I am having a hard time choosing. Like all cooks, I have many favorites. I own so many cherished vegetarian cookbooks I can’t possibly choose one of them over another. I adore Jane and Michael Stern’s Square Meals, a compendium of American comfort food, with a fantastic teatime section, and the best recipe for Cincinnati Five-Way Chili ever. I have quite a few collections from theBon Appetit, Gourmet, and Cook’s folks. But I think the best magazine cookbook is Saveur Cooks Authentic American.Saveur has won a gazillion James Beard Awards, and no wonder. When I use any of their recipes, whatever it happens to be always unfailingly not only comes out tasting amazing, but also looks just like the picture!!!! I never have that kind of luck with any other recipes.

If I had to choose a desert island cookbook, it would have to be Joy of Cooking, though. I don’t think I could live without "American Fruit Desserts." Make that dessert island!

The Alice B. Toklas Cookbook would be a close second, for the entertainment factor rather than the Hashish Fudge. I don’t care who knows it, I think Alice was a finer writer than Gertrude ever thought of being. Clear and precise and funny. Her cookbook combines really fantastic food writing (and anecdotes about everyone from Picasso to Hemingway) with funky, fancy recipes. Violet souffle. Mmmm.

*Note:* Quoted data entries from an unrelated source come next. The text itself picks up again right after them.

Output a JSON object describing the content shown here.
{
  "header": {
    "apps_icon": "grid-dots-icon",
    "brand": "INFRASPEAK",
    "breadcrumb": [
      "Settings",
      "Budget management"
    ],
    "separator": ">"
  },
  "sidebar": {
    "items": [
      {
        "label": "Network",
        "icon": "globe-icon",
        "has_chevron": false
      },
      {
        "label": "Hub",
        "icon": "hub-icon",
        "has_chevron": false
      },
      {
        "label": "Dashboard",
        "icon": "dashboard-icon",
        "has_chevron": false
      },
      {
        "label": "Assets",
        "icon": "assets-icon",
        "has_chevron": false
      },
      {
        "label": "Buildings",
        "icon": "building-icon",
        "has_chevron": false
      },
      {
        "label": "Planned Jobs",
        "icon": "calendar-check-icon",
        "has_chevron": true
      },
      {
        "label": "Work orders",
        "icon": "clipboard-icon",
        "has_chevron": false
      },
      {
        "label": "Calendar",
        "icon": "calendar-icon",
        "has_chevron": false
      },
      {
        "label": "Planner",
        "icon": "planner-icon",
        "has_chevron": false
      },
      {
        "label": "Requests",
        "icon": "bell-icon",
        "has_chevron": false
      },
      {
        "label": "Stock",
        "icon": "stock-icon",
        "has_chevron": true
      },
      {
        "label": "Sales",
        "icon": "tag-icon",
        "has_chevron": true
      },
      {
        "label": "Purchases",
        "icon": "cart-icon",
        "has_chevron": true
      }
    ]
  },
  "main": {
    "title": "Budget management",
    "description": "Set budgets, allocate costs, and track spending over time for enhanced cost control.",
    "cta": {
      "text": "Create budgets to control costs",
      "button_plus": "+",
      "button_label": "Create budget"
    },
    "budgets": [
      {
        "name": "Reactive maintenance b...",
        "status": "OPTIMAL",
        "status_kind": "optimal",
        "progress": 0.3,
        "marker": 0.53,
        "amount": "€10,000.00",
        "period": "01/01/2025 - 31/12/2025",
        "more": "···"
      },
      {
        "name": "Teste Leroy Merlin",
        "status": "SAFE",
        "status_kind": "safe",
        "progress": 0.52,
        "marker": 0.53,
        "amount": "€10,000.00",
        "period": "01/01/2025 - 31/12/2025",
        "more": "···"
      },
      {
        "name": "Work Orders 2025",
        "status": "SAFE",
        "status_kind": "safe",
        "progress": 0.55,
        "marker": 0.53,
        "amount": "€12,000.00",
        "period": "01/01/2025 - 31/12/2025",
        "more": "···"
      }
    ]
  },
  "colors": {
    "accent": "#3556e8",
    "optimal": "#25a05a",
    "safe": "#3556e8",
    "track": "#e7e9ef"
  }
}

Speaking of food lit, look for our table at the Anthony Bourdain event on September 24th at Symphony Hall in Springfield, part of the Springfield Public Forum Lectures. I asked to work this event because I was blown away by Mr. Bourdain's exploits in Kitchen Confidential, and have been a big fan ever since. His new book is Medium Raw, which I assume he'll be reading from (although you never know). In any case, a fine time should be had by all foodies.

And let us know about your favorite cookbooks!

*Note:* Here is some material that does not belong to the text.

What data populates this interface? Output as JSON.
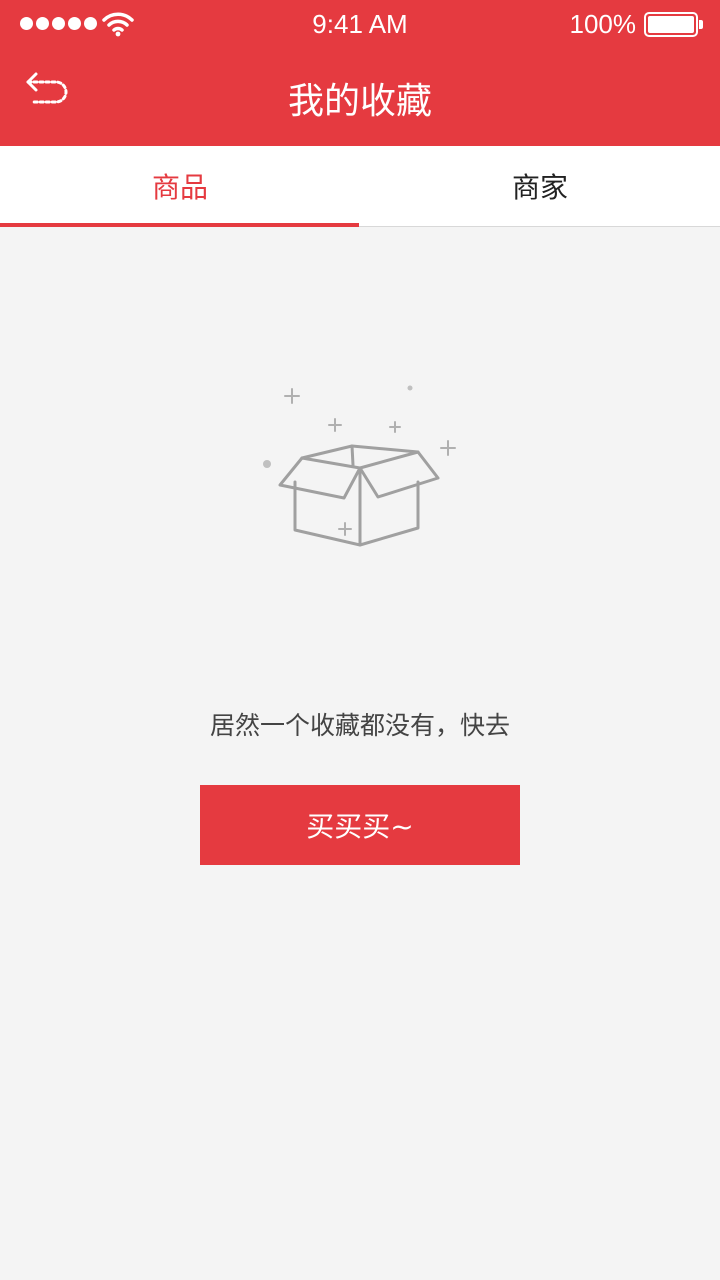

1 comment:

Emily Crowe said...

you didn't include the cookbook I emailed you about
See if I let you work the Anthony Bourdain event with me now!

Here's m favorite cookbook:

The Caribbean Central & South American Cookbook
by Jenni Fleetwood

It's the best, most authentic Caribbean cookbook I've encountered in my travels. We own probably 30 or so Caribbean cookbooks and this one is tops! Whether you need to make curried goat, oxtail soup, ackee & saltfish, or just want a rip-roarin' recipe for rum punch. (NB: all rum punches must have at least 4 ingredients to qualify as punch. The singsong chant for making one is One of Sour, Two of Sweet, Three of Strong, Four of Weak, where sour is lime juice, sweet is cane syrup, strong is rum, and weak is water. Freshly grated nutmeg on top completes it!)